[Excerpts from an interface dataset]
● ● ● ● ●

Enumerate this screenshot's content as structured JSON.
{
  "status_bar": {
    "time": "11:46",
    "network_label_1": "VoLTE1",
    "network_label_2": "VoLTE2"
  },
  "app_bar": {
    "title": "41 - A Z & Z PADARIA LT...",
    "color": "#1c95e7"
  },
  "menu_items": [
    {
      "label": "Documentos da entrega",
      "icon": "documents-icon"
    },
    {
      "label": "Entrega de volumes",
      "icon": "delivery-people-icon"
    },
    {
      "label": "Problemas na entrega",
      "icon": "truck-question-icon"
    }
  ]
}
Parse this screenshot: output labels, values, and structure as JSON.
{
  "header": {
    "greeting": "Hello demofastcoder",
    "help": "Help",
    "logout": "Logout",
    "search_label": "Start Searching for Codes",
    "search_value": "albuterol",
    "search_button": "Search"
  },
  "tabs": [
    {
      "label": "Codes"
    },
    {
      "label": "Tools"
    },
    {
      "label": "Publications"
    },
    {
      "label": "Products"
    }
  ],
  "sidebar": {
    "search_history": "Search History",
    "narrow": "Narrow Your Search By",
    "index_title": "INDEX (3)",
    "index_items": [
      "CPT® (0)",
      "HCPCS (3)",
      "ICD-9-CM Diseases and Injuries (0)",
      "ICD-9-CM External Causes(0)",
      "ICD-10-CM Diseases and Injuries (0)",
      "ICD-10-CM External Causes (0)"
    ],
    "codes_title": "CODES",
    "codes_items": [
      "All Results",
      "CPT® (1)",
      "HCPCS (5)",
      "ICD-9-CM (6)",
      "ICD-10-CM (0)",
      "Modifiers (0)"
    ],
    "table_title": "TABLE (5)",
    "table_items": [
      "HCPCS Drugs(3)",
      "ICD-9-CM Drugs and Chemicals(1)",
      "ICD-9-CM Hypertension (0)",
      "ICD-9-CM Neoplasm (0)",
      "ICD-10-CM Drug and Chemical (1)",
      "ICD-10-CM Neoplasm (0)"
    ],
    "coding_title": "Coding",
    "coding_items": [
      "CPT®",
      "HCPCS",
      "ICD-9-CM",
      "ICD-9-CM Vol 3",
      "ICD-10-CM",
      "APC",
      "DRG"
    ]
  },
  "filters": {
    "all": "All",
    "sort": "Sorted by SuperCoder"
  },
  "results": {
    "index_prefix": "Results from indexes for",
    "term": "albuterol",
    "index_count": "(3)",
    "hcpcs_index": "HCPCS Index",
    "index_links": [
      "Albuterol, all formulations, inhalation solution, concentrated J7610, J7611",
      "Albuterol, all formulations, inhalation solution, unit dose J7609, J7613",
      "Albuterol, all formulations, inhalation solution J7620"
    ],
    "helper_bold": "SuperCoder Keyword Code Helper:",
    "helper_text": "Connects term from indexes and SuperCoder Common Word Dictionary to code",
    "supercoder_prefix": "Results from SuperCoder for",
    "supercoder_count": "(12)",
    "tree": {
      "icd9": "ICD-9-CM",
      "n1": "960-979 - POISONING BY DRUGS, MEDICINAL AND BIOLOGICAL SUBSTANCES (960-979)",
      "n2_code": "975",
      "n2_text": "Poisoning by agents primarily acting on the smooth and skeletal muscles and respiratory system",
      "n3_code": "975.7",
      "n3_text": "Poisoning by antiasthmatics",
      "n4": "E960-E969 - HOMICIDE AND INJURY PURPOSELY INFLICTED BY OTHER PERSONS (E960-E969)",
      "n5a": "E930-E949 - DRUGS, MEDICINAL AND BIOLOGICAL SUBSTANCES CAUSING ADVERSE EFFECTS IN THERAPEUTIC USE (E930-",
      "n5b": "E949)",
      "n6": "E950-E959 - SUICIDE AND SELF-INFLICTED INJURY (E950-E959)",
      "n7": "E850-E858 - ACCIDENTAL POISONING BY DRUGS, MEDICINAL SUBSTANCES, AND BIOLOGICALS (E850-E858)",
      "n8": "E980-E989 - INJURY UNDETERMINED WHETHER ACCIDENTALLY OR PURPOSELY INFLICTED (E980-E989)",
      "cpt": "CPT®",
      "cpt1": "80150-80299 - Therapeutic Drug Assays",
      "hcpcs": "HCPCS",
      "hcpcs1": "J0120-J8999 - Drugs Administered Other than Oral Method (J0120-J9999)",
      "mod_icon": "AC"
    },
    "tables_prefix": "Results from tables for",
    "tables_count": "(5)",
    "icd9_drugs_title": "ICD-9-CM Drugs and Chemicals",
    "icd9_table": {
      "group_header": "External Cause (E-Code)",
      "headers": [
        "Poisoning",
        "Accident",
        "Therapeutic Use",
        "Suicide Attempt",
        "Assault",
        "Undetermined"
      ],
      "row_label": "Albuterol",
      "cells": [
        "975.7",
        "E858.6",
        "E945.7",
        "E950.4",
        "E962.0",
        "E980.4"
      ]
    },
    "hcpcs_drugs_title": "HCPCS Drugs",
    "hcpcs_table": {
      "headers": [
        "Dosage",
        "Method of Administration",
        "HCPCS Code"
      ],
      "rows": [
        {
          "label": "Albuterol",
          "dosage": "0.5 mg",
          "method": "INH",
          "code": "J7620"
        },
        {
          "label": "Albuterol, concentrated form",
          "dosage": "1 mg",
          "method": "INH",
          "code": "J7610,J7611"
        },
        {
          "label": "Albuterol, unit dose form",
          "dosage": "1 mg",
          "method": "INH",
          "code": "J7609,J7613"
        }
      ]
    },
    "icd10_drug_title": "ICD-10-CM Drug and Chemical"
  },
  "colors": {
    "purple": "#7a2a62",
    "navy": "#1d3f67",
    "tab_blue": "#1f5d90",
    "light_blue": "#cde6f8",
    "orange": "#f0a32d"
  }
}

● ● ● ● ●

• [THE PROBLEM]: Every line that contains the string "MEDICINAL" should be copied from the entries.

• [COMPLETED EXERCISE]:
      "n1": "960-979 - POISONING BY DRUGS, MEDICINAL AND BIOLOGICAL SUBSTANCES (960-979)",
      "n5a": "E930-E949 - DRUGS, MEDICINAL AND BIOLOGICAL SUBSTANCES CAUSING ADVERSE EFFECTS IN THERAPEUTIC USE (E930-",
      "n7": "E850-E858 - ACCIDENTAL POISONING BY DRUGS, MEDICINAL SUBSTANCES, AND BIOLOGICALS (E850-E858)",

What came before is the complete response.